__Task to carry out__.
Go through the listing below. Copy each line that has the string "index".

__Material shown__.
────────
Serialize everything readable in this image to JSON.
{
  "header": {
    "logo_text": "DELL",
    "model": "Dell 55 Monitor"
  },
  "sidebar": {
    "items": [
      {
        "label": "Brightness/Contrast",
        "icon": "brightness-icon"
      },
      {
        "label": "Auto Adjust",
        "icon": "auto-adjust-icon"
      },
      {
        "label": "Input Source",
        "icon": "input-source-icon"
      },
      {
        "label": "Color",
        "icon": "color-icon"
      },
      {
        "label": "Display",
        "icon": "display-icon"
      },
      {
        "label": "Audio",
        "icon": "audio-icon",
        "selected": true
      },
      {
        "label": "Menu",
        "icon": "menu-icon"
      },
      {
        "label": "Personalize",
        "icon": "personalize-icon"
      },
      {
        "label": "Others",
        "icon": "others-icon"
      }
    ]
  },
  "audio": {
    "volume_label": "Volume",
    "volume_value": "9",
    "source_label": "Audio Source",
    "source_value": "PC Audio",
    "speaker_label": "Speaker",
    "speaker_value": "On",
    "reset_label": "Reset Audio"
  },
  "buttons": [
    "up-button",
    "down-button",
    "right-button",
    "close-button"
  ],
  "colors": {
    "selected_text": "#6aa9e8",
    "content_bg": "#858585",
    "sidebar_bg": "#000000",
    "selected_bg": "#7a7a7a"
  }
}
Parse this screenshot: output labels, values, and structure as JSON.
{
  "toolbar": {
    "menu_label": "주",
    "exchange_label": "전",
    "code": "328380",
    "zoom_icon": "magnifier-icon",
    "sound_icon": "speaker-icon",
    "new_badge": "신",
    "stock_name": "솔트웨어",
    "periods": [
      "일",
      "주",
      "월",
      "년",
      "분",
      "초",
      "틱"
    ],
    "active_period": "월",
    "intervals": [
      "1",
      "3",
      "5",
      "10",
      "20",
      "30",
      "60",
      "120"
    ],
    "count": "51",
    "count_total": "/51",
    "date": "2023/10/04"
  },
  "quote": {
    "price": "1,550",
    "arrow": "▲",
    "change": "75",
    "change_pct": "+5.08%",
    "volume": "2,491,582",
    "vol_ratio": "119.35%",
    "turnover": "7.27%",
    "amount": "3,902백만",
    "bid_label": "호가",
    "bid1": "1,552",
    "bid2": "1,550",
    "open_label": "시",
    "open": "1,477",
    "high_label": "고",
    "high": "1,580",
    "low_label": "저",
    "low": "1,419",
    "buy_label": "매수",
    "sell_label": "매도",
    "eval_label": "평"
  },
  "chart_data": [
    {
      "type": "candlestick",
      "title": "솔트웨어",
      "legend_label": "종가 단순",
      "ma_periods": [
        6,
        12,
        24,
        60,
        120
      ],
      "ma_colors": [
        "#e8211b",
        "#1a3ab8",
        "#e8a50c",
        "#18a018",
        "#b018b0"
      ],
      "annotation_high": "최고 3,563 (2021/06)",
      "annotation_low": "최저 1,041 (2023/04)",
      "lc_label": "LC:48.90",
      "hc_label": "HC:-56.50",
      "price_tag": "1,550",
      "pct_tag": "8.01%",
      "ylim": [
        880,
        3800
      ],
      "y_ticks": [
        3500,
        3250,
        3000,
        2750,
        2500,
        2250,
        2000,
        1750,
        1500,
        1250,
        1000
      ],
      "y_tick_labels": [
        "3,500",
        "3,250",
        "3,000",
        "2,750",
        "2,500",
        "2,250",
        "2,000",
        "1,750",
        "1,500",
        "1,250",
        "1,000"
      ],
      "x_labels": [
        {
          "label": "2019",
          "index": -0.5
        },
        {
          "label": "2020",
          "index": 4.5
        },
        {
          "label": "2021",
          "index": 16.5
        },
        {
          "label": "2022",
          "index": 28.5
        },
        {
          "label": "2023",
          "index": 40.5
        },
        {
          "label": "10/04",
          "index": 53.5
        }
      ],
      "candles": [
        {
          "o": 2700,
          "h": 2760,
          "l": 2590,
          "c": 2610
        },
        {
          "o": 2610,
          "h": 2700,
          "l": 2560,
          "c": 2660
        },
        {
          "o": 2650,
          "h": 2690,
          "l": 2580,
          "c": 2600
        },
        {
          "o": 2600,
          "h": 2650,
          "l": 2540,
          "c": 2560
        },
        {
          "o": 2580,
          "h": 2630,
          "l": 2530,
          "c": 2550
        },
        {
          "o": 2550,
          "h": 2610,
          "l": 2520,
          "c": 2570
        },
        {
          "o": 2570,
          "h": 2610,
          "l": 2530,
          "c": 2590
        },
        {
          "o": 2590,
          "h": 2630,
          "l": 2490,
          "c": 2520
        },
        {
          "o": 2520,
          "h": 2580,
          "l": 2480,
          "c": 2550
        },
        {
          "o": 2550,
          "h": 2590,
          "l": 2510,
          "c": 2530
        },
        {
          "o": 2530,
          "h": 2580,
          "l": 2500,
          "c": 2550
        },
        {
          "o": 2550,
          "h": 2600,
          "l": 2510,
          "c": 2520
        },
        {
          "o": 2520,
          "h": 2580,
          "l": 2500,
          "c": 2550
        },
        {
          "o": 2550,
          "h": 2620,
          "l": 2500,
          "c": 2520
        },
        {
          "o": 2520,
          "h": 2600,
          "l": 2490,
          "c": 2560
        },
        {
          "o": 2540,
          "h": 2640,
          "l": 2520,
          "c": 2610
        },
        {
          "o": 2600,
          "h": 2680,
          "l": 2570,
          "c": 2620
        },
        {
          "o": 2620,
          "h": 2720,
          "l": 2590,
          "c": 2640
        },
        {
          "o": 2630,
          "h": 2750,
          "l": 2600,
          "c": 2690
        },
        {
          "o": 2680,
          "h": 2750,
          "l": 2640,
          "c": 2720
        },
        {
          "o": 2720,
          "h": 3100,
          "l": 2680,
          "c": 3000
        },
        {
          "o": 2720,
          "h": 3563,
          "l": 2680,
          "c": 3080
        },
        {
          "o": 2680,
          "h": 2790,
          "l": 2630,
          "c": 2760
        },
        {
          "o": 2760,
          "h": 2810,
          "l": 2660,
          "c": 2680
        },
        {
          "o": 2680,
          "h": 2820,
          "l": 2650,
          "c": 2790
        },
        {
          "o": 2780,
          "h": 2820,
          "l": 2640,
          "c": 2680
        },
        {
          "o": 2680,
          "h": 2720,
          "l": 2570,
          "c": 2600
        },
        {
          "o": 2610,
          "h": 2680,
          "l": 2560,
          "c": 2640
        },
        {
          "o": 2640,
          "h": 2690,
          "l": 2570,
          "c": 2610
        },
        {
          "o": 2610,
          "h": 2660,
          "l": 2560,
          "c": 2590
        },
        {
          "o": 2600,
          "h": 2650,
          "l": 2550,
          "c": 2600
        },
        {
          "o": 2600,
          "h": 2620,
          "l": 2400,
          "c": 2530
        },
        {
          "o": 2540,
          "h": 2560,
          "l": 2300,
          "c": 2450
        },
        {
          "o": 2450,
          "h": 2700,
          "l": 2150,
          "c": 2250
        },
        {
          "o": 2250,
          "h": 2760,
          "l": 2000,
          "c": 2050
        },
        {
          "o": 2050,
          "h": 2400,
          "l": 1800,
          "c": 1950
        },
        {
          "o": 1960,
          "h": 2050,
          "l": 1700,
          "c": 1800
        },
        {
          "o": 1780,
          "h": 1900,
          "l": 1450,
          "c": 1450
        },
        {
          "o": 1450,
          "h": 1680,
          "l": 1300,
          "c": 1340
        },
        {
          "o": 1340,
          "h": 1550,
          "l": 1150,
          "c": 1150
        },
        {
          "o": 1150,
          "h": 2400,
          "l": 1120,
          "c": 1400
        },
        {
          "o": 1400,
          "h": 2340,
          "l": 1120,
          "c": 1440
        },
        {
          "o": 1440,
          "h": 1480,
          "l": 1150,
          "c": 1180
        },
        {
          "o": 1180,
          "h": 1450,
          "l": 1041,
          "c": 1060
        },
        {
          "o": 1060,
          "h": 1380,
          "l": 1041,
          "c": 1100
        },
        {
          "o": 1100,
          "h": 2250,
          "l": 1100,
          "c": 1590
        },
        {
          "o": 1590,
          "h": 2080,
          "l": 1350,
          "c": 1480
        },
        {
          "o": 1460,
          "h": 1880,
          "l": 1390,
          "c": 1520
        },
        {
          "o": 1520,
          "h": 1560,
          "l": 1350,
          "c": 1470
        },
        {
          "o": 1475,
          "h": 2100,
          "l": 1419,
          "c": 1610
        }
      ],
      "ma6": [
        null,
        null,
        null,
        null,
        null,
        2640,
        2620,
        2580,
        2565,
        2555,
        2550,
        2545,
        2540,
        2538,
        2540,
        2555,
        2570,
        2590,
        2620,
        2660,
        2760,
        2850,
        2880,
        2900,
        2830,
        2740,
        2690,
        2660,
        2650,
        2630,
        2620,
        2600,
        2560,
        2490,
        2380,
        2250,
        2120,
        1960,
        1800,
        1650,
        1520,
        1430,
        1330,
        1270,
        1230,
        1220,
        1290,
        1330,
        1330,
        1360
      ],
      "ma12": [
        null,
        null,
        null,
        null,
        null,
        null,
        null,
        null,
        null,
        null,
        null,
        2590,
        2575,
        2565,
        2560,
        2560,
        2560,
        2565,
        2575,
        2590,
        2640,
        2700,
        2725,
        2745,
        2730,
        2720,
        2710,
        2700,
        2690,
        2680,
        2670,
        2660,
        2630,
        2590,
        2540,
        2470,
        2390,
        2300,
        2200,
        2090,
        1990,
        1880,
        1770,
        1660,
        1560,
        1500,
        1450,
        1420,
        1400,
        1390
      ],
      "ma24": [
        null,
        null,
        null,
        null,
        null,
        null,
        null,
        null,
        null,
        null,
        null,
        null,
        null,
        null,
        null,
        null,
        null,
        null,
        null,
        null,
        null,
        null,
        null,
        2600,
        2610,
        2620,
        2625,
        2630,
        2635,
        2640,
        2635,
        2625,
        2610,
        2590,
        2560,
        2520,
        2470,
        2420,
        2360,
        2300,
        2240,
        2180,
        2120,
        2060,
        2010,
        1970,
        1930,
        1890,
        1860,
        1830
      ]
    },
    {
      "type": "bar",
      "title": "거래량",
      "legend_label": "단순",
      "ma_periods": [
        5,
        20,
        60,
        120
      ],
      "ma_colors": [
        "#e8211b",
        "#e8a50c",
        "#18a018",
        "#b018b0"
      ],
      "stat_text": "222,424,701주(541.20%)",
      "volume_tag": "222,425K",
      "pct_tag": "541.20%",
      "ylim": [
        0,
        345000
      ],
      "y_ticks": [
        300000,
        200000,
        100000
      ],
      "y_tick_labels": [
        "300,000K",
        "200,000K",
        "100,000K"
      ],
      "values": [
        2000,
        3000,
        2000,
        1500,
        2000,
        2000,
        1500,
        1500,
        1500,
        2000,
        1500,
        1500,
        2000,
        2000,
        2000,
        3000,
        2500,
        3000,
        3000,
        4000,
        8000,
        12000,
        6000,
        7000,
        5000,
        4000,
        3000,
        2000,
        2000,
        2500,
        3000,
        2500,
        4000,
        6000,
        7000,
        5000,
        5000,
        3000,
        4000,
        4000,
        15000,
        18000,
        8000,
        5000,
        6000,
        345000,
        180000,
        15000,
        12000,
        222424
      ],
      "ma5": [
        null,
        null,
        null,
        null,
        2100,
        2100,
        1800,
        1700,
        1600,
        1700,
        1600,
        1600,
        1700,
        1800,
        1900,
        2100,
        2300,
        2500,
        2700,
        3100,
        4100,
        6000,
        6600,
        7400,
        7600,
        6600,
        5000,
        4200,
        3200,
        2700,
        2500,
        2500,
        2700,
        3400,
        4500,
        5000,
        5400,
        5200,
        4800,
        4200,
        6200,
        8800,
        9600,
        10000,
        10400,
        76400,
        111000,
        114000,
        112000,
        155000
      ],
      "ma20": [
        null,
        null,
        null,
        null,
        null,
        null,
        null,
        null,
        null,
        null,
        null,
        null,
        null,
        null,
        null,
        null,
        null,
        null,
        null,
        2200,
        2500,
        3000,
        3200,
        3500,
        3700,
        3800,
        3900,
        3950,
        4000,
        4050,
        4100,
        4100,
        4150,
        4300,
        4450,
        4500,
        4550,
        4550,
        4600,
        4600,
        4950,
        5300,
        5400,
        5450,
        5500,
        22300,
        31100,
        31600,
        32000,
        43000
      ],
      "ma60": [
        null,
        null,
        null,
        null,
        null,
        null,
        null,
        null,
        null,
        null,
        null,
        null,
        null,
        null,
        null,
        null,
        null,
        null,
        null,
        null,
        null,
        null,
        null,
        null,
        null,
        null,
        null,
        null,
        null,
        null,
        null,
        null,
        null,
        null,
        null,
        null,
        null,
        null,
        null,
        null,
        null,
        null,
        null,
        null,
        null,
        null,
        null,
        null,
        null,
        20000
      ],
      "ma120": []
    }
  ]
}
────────
__Response to this task__.
          "index": -0.5
          "index": 4.5
          "index": 16.5
          "index": 28.5
          "index": 40.5
          "index": 53.5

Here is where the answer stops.